What this task involves:
Work out how many lines below hold the string "MULTICAST" and state only that figure.

Items from an interface collection
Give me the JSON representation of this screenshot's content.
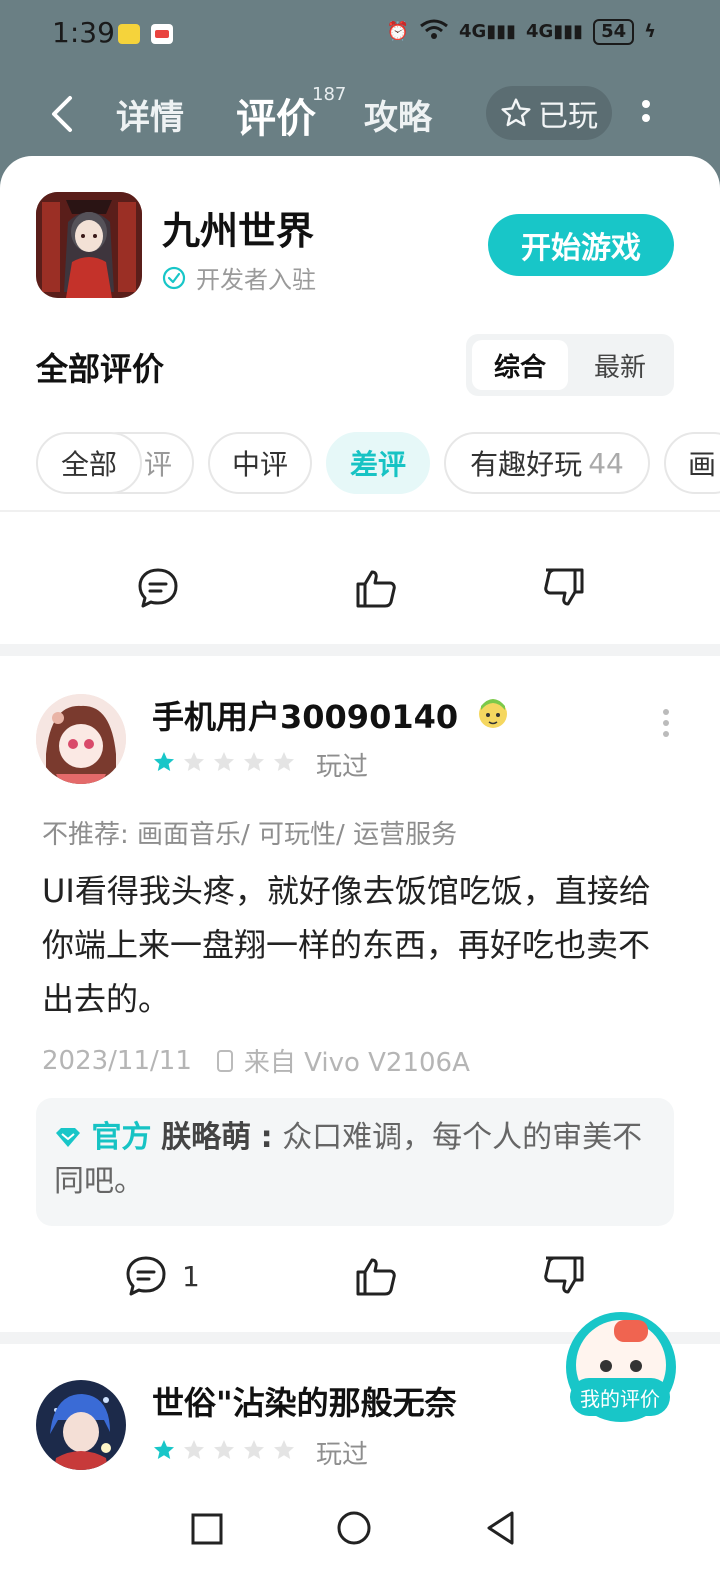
{
  "status_bar": {
    "time": "1:39",
    "network_1": "4G",
    "network_2": "4G",
    "wifi_badge": "6",
    "battery": "54"
  },
  "nav": {
    "tabs": [
      {
        "label": "详情"
      },
      {
        "label": "评价"
      },
      {
        "label": "攻略"
      }
    ],
    "review_count": "187",
    "played_label": "已玩"
  },
  "game": {
    "title": "九州世界",
    "developer_tag": "开发者入驻",
    "start_button": "开始游戏"
  },
  "reviews_header": {
    "title": "全部评价",
    "sort_options": [
      "综合",
      "最新"
    ],
    "sort_selected": "综合"
  },
  "filters": [
    {
      "label": "全部"
    },
    {
      "label": "评"
    },
    {
      "label": "中评"
    },
    {
      "label": "差评"
    },
    {
      "label": "有趣好玩",
      "count": "44"
    },
    {
      "label": "画"
    }
  ],
  "review_1": {
    "user": "手机用户30090140",
    "rating": 1,
    "rating_max": 5,
    "status": "玩过",
    "not_recommend": "不推荐: 画面音乐/ 可玩性/ 运营服务",
    "text": "UI看得我头疼，就好像去饭馆吃饭，直接给你端上来一盘翔一样的东西，再好吃也卖不出去的。",
    "date": "2023/11/11",
    "device": "来自 Vivo V2106A",
    "reply": {
      "badge": "官方",
      "author": "朕略萌",
      "text": "众口难调，每个人的审美不同吧。"
    },
    "comment_count": "1"
  },
  "review_2": {
    "user": "世俗\"沾染的那般无奈",
    "rating": 1,
    "rating_max": 5,
    "status": "玩过"
  },
  "fab": {
    "label": "我的评价"
  },
  "colors": {
    "accent": "#18c6c8",
    "header_bg": "#6a7f84"
  }
}
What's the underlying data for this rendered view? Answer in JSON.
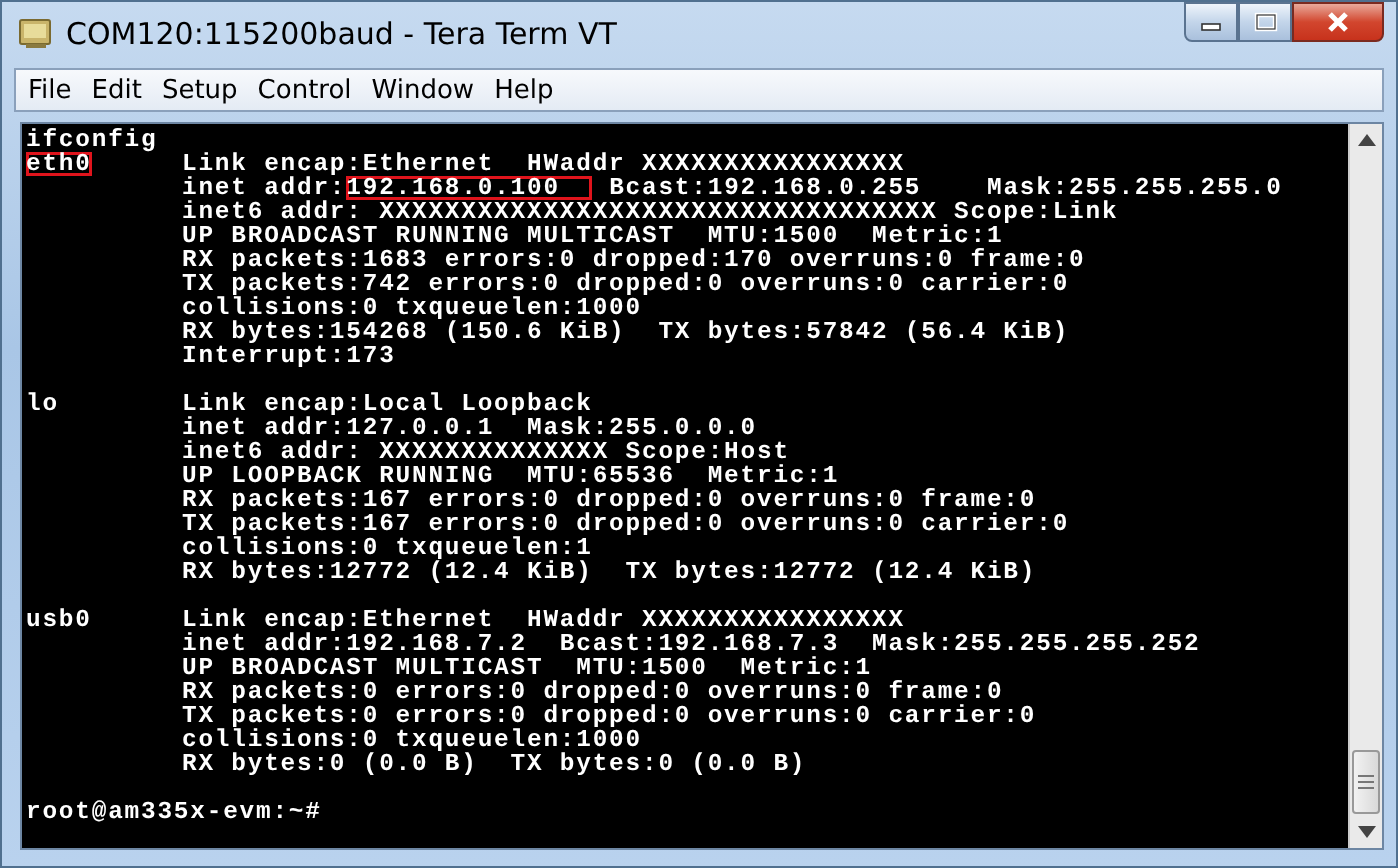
{
  "window": {
    "title": "COM120:115200baud - Tera Term VT"
  },
  "menu": [
    {
      "label": "File"
    },
    {
      "label": "Edit"
    },
    {
      "label": "Setup"
    },
    {
      "label": "Control"
    },
    {
      "label": "Window"
    },
    {
      "label": "Help"
    }
  ],
  "terminal": {
    "lines": [
      {
        "kind": "command",
        "text": "ifconfig"
      },
      {
        "kind": "interface",
        "label": "eth0",
        "label_highlighted": true,
        "segments": [
          {
            "text": "Link encap:Ethernet  HWaddr XXXXXXXXXXXXXXXX",
            "highlighted": false
          }
        ]
      },
      {
        "kind": "detail",
        "segments": [
          {
            "text": "inet addr:",
            "highlighted": false
          },
          {
            "text": "192.168.0.100  ",
            "highlighted": true
          },
          {
            "text": " Bcast:192.168.0.255    Mask:255.255.255.0",
            "highlighted": false
          }
        ]
      },
      {
        "kind": "detail",
        "segments": [
          {
            "text": "inet6 addr: XXXXXXXXXXXXXXXXXXXXXXXXXXXXXXXXXX Scope:Link",
            "highlighted": false
          }
        ]
      },
      {
        "kind": "detail",
        "segments": [
          {
            "text": "UP BROADCAST RUNNING MULTICAST  MTU:1500  Metric:1",
            "highlighted": false
          }
        ]
      },
      {
        "kind": "detail",
        "segments": [
          {
            "text": "RX packets:1683 errors:0 dropped:170 overruns:0 frame:0",
            "highlighted": false
          }
        ]
      },
      {
        "kind": "detail",
        "segments": [
          {
            "text": "TX packets:742 errors:0 dropped:0 overruns:0 carrier:0",
            "highlighted": false
          }
        ]
      },
      {
        "kind": "detail",
        "segments": [
          {
            "text": "collisions:0 txqueuelen:1000",
            "highlighted": false
          }
        ]
      },
      {
        "kind": "detail",
        "segments": [
          {
            "text": "RX bytes:154268 (150.6 KiB)  TX bytes:57842 (56.4 KiB)",
            "highlighted": false
          }
        ]
      },
      {
        "kind": "detail",
        "segments": [
          {
            "text": "Interrupt:173",
            "highlighted": false
          }
        ]
      },
      {
        "kind": "blank"
      },
      {
        "kind": "interface",
        "label": "lo",
        "label_highlighted": false,
        "segments": [
          {
            "text": "Link encap:Local Loopback",
            "highlighted": false
          }
        ]
      },
      {
        "kind": "detail",
        "segments": [
          {
            "text": "inet addr:127.0.0.1  Mask:255.0.0.0",
            "highlighted": false
          }
        ]
      },
      {
        "kind": "detail",
        "segments": [
          {
            "text": "inet6 addr: XXXXXXXXXXXXXX Scope:Host",
            "highlighted": false
          }
        ]
      },
      {
        "kind": "detail",
        "segments": [
          {
            "text": "UP LOOPBACK RUNNING  MTU:65536  Metric:1",
            "highlighted": false
          }
        ]
      },
      {
        "kind": "detail",
        "segments": [
          {
            "text": "RX packets:167 errors:0 dropped:0 overruns:0 frame:0",
            "highlighted": false
          }
        ]
      },
      {
        "kind": "detail",
        "segments": [
          {
            "text": "TX packets:167 errors:0 dropped:0 overruns:0 carrier:0",
            "highlighted": false
          }
        ]
      },
      {
        "kind": "detail",
        "segments": [
          {
            "text": "collisions:0 txqueuelen:1",
            "highlighted": false
          }
        ]
      },
      {
        "kind": "detail",
        "segments": [
          {
            "text": "RX bytes:12772 (12.4 KiB)  TX bytes:12772 (12.4 KiB)",
            "highlighted": false
          }
        ]
      },
      {
        "kind": "blank"
      },
      {
        "kind": "interface",
        "label": "usb0",
        "label_highlighted": false,
        "segments": [
          {
            "text": "Link encap:Ethernet  HWaddr XXXXXXXXXXXXXXXX",
            "highlighted": false
          }
        ]
      },
      {
        "kind": "detail",
        "segments": [
          {
            "text": "inet addr:192.168.7.2  Bcast:192.168.7.3  Mask:255.255.255.252",
            "highlighted": false
          }
        ]
      },
      {
        "kind": "detail",
        "segments": [
          {
            "text": "UP BROADCAST MULTICAST  MTU:1500  Metric:1",
            "highlighted": false
          }
        ]
      },
      {
        "kind": "detail",
        "segments": [
          {
            "text": "RX packets:0 errors:0 dropped:0 overruns:0 frame:0",
            "highlighted": false
          }
        ]
      },
      {
        "kind": "detail",
        "segments": [
          {
            "text": "TX packets:0 errors:0 dropped:0 overruns:0 carrier:0",
            "highlighted": false
          }
        ]
      },
      {
        "kind": "detail",
        "segments": [
          {
            "text": "collisions:0 txqueuelen:1000",
            "highlighted": false
          }
        ]
      },
      {
        "kind": "detail",
        "segments": [
          {
            "text": "RX bytes:0 (0.0 B)  TX bytes:0 (0.0 B)",
            "highlighted": false
          }
        ]
      },
      {
        "kind": "blank"
      },
      {
        "kind": "prompt",
        "text": "root@am335x-evm:~#"
      }
    ]
  }
}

Answer section:
2